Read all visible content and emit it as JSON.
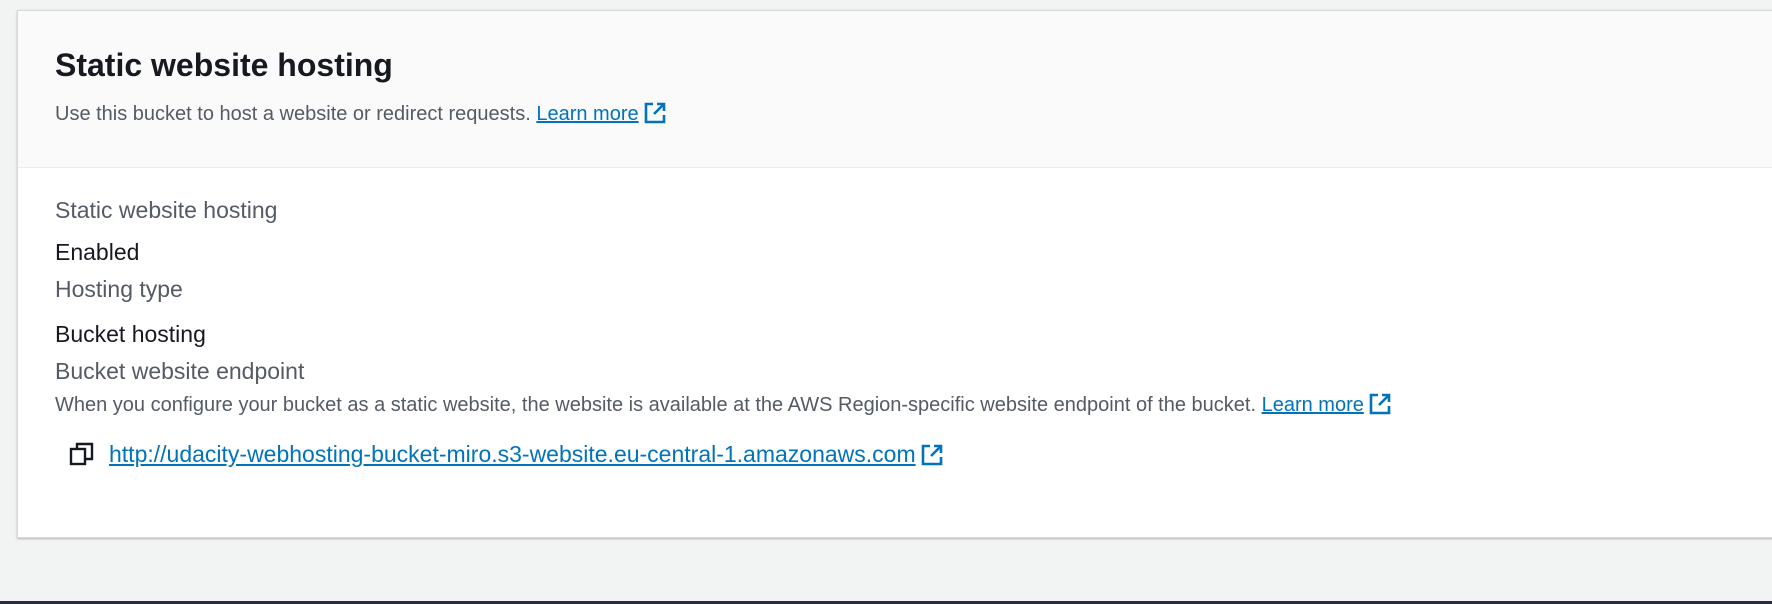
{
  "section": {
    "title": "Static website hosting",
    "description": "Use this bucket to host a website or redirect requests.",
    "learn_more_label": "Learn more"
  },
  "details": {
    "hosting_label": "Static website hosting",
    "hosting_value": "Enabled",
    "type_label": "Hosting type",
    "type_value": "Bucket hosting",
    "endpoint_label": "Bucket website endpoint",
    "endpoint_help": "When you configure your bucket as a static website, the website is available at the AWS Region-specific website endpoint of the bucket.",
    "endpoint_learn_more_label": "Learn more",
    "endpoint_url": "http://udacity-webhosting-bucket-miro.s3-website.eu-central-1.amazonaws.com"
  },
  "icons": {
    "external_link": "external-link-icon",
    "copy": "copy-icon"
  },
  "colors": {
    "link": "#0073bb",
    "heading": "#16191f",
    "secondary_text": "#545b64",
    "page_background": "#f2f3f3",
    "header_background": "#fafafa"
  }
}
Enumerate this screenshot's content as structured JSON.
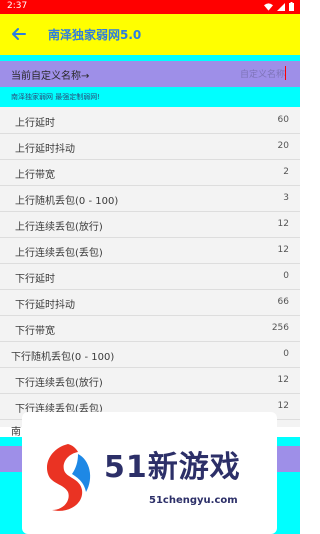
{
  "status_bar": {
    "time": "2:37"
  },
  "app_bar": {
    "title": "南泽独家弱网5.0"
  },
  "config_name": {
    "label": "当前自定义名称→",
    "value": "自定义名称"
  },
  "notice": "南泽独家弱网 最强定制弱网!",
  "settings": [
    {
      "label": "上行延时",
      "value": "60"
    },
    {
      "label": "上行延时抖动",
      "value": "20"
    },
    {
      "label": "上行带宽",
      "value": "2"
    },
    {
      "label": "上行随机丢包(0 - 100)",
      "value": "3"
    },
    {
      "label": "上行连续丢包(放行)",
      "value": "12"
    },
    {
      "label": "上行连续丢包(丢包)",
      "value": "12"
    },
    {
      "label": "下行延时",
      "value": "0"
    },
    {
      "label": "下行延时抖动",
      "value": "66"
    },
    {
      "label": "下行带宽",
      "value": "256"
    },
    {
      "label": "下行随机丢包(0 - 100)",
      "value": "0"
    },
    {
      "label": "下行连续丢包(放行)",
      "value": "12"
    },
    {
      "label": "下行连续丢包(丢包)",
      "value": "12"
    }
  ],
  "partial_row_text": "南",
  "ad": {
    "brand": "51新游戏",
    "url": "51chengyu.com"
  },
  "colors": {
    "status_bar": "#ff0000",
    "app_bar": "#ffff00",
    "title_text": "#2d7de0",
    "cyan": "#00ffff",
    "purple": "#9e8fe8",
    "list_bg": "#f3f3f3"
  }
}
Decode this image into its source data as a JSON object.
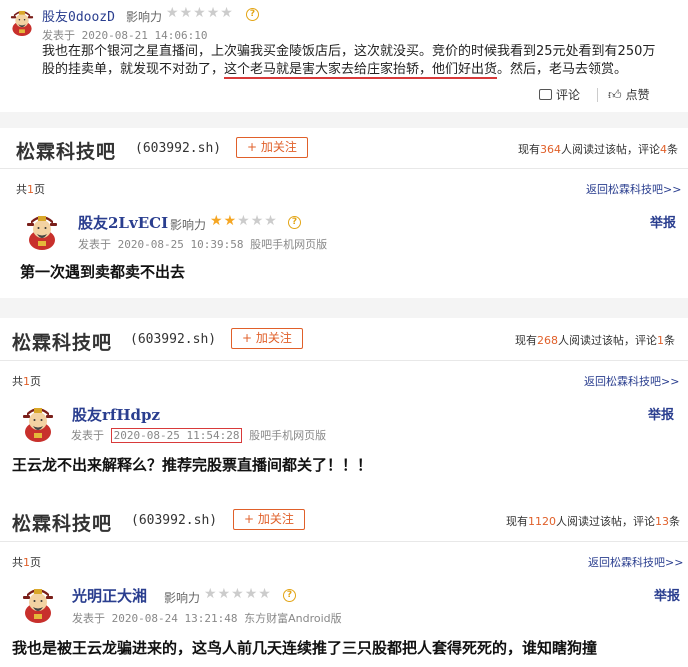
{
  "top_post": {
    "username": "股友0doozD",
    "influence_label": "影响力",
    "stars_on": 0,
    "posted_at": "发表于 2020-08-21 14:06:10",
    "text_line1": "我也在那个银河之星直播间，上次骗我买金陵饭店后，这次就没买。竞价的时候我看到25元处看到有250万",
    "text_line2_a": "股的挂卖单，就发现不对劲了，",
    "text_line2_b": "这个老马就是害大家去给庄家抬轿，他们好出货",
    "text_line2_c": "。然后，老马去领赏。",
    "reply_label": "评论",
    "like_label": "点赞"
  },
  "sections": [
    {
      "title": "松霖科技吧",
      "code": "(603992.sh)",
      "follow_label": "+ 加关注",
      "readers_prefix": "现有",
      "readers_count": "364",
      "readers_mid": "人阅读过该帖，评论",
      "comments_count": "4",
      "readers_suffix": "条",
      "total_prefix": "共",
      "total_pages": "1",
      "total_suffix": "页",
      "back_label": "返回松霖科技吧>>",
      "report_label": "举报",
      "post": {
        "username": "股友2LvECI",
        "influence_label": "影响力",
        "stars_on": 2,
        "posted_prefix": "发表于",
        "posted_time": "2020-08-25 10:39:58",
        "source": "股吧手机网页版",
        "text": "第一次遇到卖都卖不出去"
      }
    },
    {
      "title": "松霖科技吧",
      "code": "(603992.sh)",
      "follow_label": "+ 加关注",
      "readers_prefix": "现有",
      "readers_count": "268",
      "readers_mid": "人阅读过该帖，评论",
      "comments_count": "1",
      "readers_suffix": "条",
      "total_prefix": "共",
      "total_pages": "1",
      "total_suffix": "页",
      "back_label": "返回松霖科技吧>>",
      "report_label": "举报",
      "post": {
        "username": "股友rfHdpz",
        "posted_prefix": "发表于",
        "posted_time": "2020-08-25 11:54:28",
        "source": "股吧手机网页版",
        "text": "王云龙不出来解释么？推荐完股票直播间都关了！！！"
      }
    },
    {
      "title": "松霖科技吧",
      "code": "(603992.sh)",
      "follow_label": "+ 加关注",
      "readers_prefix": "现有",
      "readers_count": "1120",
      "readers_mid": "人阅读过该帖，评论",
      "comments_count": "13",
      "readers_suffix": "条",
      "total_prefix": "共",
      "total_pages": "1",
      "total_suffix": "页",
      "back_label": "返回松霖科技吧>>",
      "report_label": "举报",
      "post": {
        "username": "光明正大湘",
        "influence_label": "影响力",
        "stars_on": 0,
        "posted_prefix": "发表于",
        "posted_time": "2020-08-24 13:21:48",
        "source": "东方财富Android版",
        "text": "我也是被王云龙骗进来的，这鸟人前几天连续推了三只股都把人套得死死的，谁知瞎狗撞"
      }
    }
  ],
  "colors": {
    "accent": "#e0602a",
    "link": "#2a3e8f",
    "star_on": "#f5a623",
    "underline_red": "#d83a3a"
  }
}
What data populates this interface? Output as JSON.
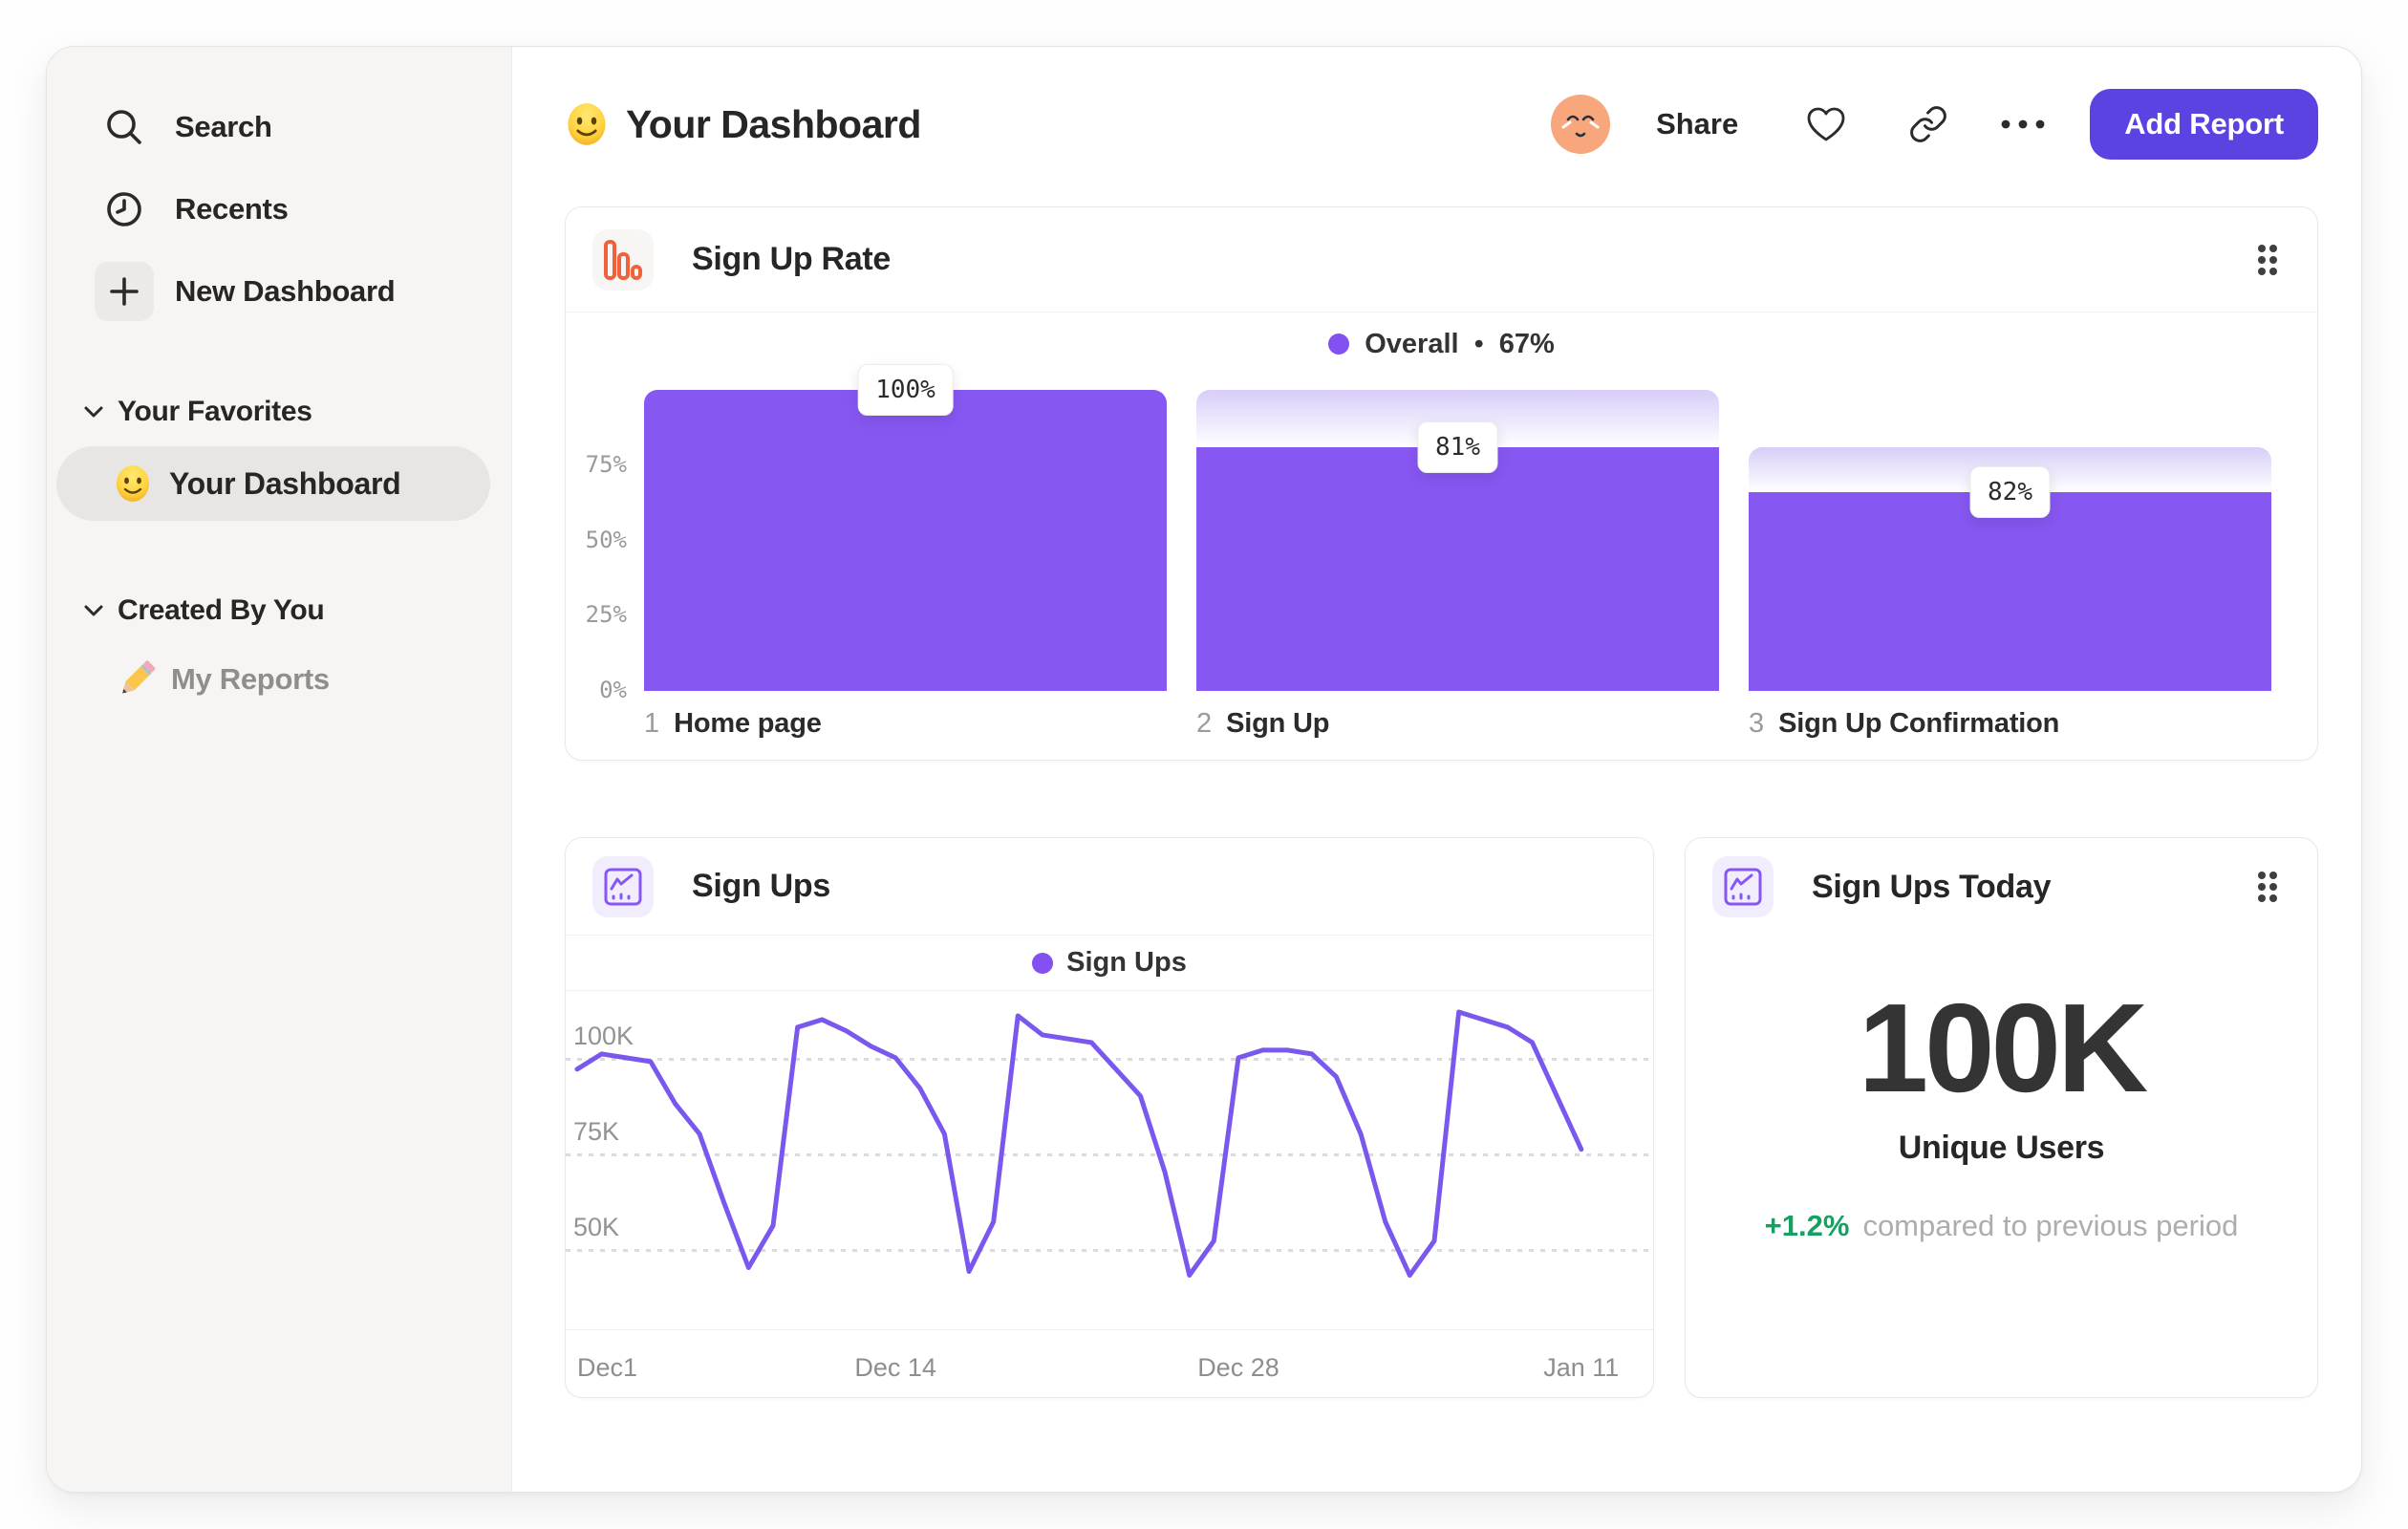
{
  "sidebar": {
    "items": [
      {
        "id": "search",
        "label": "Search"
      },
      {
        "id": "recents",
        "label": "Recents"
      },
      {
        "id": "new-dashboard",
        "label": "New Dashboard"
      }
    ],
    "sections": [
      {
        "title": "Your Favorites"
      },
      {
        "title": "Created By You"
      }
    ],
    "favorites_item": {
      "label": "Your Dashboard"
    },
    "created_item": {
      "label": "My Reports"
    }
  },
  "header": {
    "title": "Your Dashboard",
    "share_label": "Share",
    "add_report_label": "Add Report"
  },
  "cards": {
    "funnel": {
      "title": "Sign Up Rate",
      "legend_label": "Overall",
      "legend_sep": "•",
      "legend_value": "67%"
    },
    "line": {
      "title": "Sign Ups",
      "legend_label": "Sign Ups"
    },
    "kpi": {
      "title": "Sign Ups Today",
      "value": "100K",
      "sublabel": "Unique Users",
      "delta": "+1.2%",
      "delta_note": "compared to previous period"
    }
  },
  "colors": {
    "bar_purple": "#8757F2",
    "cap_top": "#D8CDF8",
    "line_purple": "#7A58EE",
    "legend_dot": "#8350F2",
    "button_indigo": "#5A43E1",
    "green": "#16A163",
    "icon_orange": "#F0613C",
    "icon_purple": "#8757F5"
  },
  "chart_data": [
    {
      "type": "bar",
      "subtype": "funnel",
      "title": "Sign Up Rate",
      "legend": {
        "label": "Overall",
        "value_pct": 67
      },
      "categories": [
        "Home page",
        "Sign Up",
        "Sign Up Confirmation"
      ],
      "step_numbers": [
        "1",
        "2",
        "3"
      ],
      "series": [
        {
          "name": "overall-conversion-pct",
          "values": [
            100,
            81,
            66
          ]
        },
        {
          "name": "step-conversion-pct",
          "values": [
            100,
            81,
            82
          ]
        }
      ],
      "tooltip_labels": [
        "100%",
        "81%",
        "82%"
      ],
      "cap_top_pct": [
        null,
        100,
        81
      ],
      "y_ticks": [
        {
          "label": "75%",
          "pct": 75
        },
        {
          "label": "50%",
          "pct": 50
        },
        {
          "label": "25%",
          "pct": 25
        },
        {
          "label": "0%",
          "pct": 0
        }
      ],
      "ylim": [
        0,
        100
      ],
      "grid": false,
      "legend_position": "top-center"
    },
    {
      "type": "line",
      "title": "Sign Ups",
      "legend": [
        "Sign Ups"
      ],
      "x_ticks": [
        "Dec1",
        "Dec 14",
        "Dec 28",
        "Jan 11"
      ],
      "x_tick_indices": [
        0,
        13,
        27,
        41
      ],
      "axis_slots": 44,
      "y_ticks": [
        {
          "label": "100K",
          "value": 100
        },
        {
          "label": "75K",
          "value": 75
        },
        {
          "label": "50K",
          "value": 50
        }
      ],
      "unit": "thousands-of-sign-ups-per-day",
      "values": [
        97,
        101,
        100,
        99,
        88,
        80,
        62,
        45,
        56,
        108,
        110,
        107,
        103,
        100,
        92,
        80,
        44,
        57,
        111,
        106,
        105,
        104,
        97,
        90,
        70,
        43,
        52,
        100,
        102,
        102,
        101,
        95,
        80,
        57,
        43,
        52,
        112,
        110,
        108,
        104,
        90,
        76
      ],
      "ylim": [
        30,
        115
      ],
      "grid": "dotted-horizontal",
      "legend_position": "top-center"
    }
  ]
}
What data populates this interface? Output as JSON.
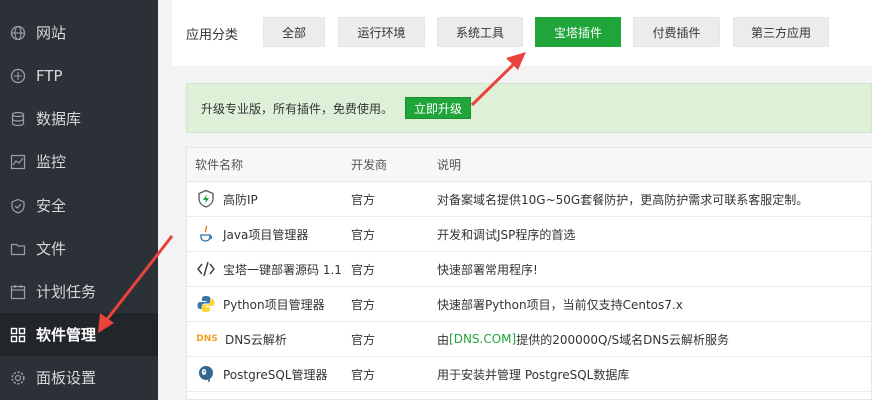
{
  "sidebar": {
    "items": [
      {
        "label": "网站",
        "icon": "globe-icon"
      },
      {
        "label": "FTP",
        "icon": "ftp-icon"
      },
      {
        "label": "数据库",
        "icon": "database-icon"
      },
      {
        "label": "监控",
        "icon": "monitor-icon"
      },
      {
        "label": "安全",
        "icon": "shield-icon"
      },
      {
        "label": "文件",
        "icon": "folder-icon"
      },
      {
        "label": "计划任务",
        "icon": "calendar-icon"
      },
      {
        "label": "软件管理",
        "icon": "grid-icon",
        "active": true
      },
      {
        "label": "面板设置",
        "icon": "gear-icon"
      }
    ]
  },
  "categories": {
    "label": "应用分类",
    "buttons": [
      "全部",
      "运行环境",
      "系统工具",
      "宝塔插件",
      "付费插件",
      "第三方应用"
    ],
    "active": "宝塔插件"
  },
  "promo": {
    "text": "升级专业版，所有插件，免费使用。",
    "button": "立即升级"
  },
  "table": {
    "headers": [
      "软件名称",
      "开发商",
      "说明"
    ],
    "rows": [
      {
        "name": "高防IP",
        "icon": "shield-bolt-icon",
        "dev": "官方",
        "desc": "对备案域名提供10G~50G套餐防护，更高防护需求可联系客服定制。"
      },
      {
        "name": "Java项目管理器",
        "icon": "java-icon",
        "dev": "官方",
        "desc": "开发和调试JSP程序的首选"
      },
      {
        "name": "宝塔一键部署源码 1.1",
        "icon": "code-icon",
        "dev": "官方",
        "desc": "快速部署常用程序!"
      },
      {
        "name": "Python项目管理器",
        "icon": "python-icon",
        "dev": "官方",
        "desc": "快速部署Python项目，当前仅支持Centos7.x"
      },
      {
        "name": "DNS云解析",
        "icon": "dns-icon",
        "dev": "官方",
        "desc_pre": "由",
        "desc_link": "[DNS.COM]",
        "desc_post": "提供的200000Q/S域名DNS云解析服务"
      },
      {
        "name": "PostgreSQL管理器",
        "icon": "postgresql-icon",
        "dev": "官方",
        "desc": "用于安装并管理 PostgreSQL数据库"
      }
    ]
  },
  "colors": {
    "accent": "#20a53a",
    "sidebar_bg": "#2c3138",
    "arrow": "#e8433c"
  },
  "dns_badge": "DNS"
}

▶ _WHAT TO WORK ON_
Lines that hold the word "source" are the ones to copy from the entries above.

▶ _RESPONSE AREA_
Decode this image into its source data as a JSON object.
        "source": "股吧手机网页版",
        "source": "股吧手机网页版",
        "source": "东方财富Android版",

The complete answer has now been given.